Should U.S. Men's Soccer fire everyone? | The Tylt
Should U.S. Men's Soccer fire everyone?
Watching the USMNT flounder during World Cup qualifying was infuriating for fans. The team skated along believing it would qualify for the World Cup, thinking they could turn on the intensity whenever they chose. That hubris finally caught up to them against Trinidad and Tobago, keeping them out of the world tournament for the first time in 32 years.
That cocky attitude comes from a toxic culture in the program that needs to change. USMNT should clean house, and start all over from the top down. Here's an excerpt from ESPN analyst Taylor Twellman's epic rant:
The gloves should have been off years ago. We should have been having real criticism. And the discussion after Brazil, Max, was, ‘Can we beat the Colombias and the Belgiums and the Argentinas of the world?’ You kidding me? We can’t beat Trinidad on a field that’s too wet and too heavy? What are we doing? What are we doing?
The United States deserves to have a soccer team that can compete at the highest level, but it can't get there if leadership can't get the team into the World Cup. Here's an excerpt from Four Four Two's Paul Tenorio:
This shouldn’t even be considered a controversial statement. If this was Argentina or England, Germany or France, the resignation letter would come in the hours after the result. The U.S. is not yet a footballing nation. Tuesday night proved that. But if it wants to move the sport forward, it needs to start holding leadership accountable as though it is.
People want to believe that the United States has been in the bottom 100 in the world in soccer. Truth is, the program has been progressing just fine without making dramatic changes.
According to Oregon Live, the men's national team saw a burst of growth in popularity under the current regime and has been successful in its the region. One down cycle shouldn't change everything. Little tweaks can get this program back on the right track.
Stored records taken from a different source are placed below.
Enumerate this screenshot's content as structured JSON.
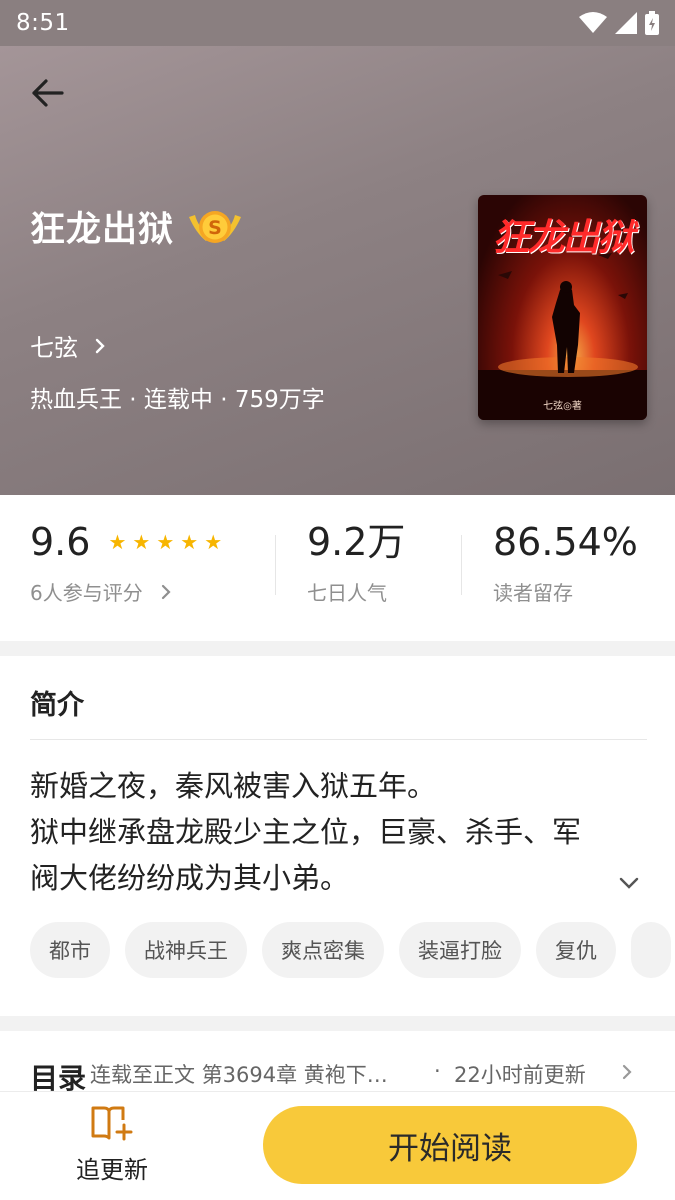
{
  "status_bar": {
    "time": "8:51"
  },
  "book": {
    "title": "狂龙出狱",
    "badge": "S",
    "author": "七弦",
    "meta": "热血兵王 · 连载中 · 759万字",
    "cover_title": "狂龙出狱",
    "cover_author": "七弦◎著"
  },
  "stats": {
    "rating": "9.6",
    "rating_stars": 5,
    "rating_label": "6人参与评分",
    "popularity": "9.2万",
    "popularity_label": "七日人气",
    "retention": "86.54%",
    "retention_label": "读者留存"
  },
  "intro": {
    "title": "简介",
    "lines": [
      "新婚之夜，秦风被害入狱五年。",
      "狱中继承盘龙殿少主之位，巨豪、杀手、军",
      "阀大佬纷纷成为其小弟。"
    ]
  },
  "tags": [
    "都市",
    "战神兵王",
    "爽点密集",
    "装逼打脸",
    "复仇"
  ],
  "catalog": {
    "title": "目录",
    "latest_chapter": "连载至正文 第3694章 黄袍下…",
    "dot": "·",
    "updated": "22小时前更新"
  },
  "bottom_bar": {
    "follow_label": "追更新",
    "start_label": "开始阅读"
  },
  "colors": {
    "accent": "#f8c93a",
    "star": "#f7b500",
    "hero_bg": "#8d8183"
  }
}
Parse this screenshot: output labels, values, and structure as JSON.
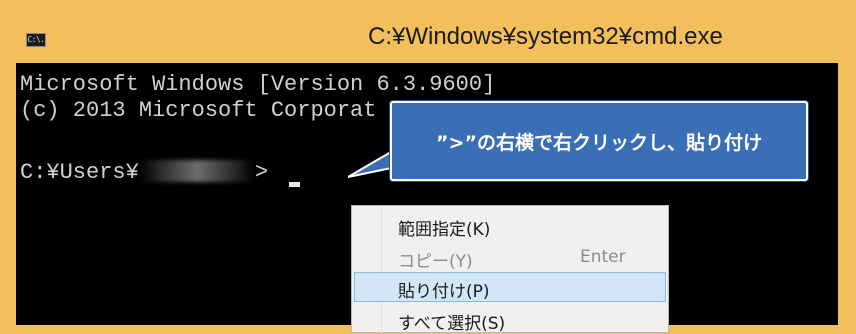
{
  "window": {
    "title": "C:¥Windows¥system32¥cmd.exe",
    "icon_text": "C:\\."
  },
  "console": {
    "line1": "Microsoft Windows [Version 6.3.9600]",
    "line2": "(c) 2013 Microsoft Corporat",
    "prompt_prefix": "C:¥Users¥",
    "prompt_suffix": ">"
  },
  "callout": {
    "text": "”>”の右横で右クリックし、貼り付け"
  },
  "context_menu": {
    "items": [
      {
        "label": "範囲指定(K)",
        "shortcut": "",
        "state": "normal"
      },
      {
        "label": "コピー(Y)",
        "shortcut": "Enter",
        "state": "disabled"
      },
      {
        "label": "貼り付け(P)",
        "shortcut": "",
        "state": "selected"
      },
      {
        "label": "すべて選択(S)",
        "shortcut": "",
        "state": "normal"
      }
    ]
  },
  "colors": {
    "frame": "#f3bf5a",
    "console_bg": "#000000",
    "callout_bg": "#3a6fb5",
    "menu_selected": "#d3e6f7"
  }
}
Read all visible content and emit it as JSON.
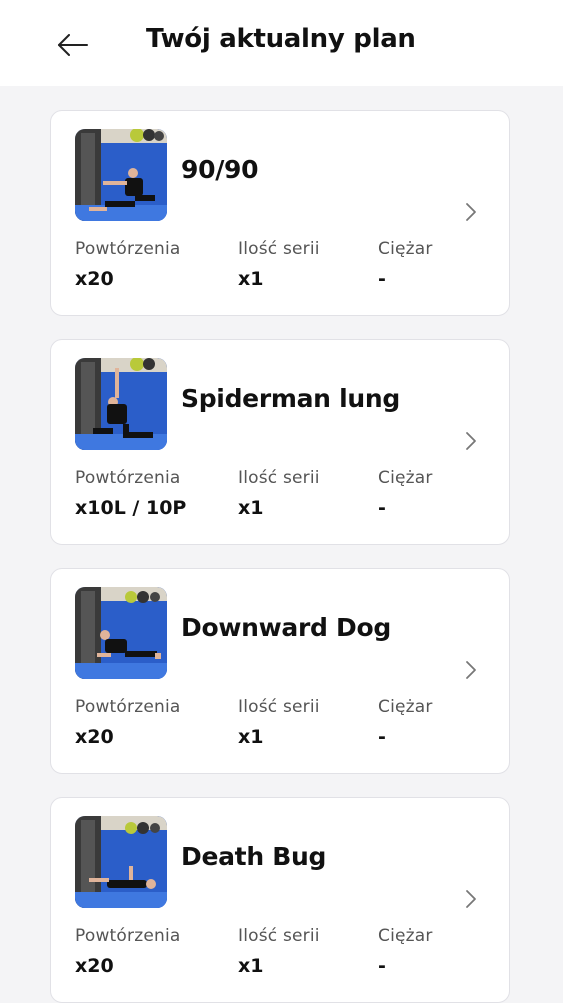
{
  "header": {
    "title": "Twój aktualny plan"
  },
  "stat_labels": {
    "reps": "Powtórzenia",
    "sets": "Ilość serii",
    "weight": "Ciężar"
  },
  "exercises": [
    {
      "name": "90/90",
      "reps": "x20",
      "sets": "x1",
      "weight": "-"
    },
    {
      "name": "Spiderman lung",
      "reps": "x10L / 10P",
      "sets": "x1",
      "weight": "-"
    },
    {
      "name": "Downward Dog",
      "reps": "x20",
      "sets": "x1",
      "weight": "-"
    },
    {
      "name": "Death Bug",
      "reps": "x20",
      "sets": "x1",
      "weight": "-"
    }
  ],
  "icons": {
    "back": "arrow-left-icon",
    "chevron": "chevron-right-icon"
  },
  "colors": {
    "background": "#f4f4f6",
    "card": "#ffffff",
    "text": "#111111",
    "label": "#555555",
    "thumb_wall": "#2b5ec9"
  }
}
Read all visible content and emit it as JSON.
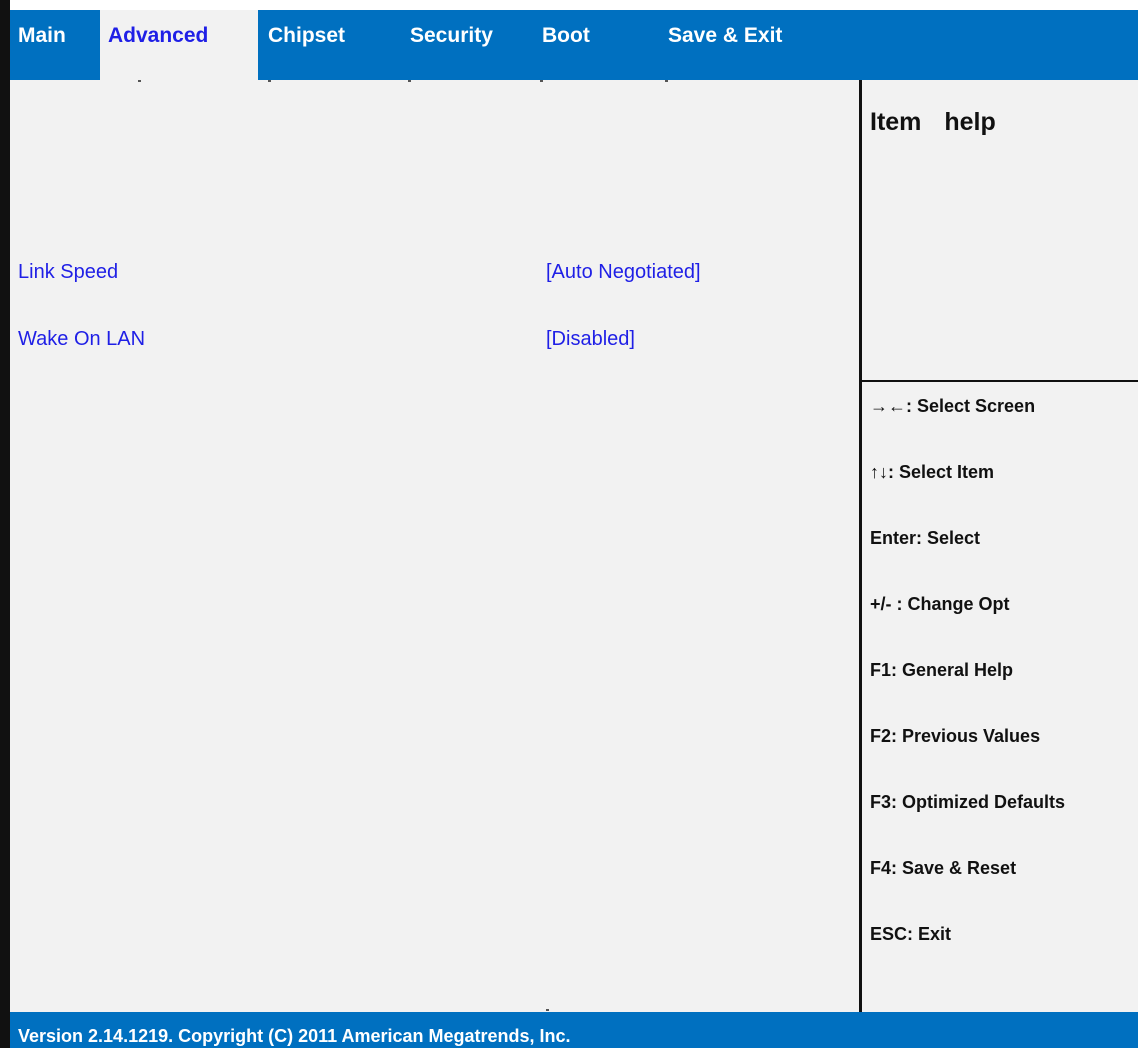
{
  "menu": {
    "tabs": [
      "Main",
      "Advanced",
      "Chipset",
      "Security",
      "Boot",
      "Save & Exit"
    ],
    "active": "Advanced"
  },
  "settings": [
    {
      "label": "Link Speed",
      "value": "[Auto Negotiated]"
    },
    {
      "label": "Wake On LAN",
      "value": "[Disabled]"
    }
  ],
  "help": {
    "title": "Item help",
    "keys": [
      "→←: Select Screen",
      "↑↓: Select Item",
      "Enter: Select",
      "+/- : Change Opt",
      "F1: General Help",
      "F2: Previous Values",
      "F3: Optimized Defaults",
      "F4: Save & Reset",
      "ESC: Exit"
    ]
  },
  "footer": {
    "text": "Version 2.14.1219. Copyright (C) 2011 American Megatrends, Inc."
  },
  "colors": {
    "bar": "#0070c0",
    "background": "#f2f2f2",
    "highlight_text": "#1f1fe6"
  }
}
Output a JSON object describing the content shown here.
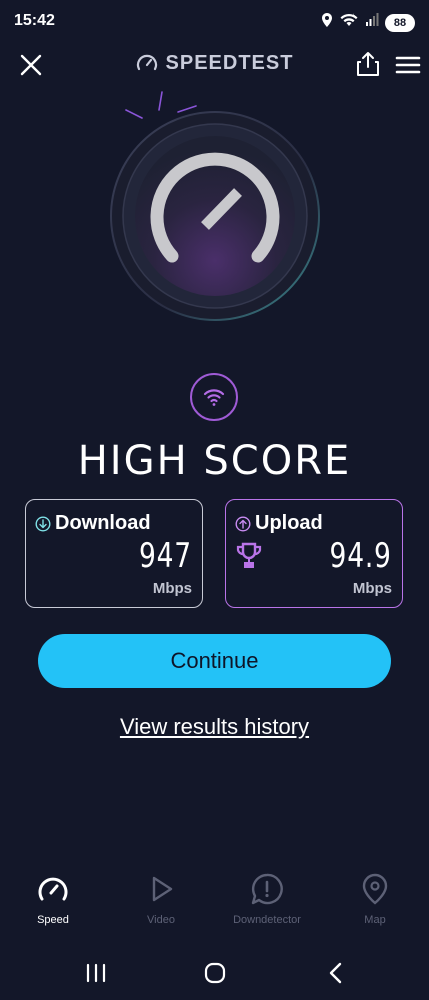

There is no doubt the USMNT had a poor qualifying run this year. They are going to watch the World Cup from home for a reason, but to blow up the entire organization would be a shortsighted mistake. The team was already building something before, and they still have a chance to rebuild the program after. They just need more time. Here is US Soccer Federation president Sunil Gulati:
You don't make wholesale changes based on the ball being 2 inches wide or 2 inches in. So we will look at everything, obviously, all of our programs, both the national team and all the development stuff. But we've got some pieces in place that we think are very good and are coming along.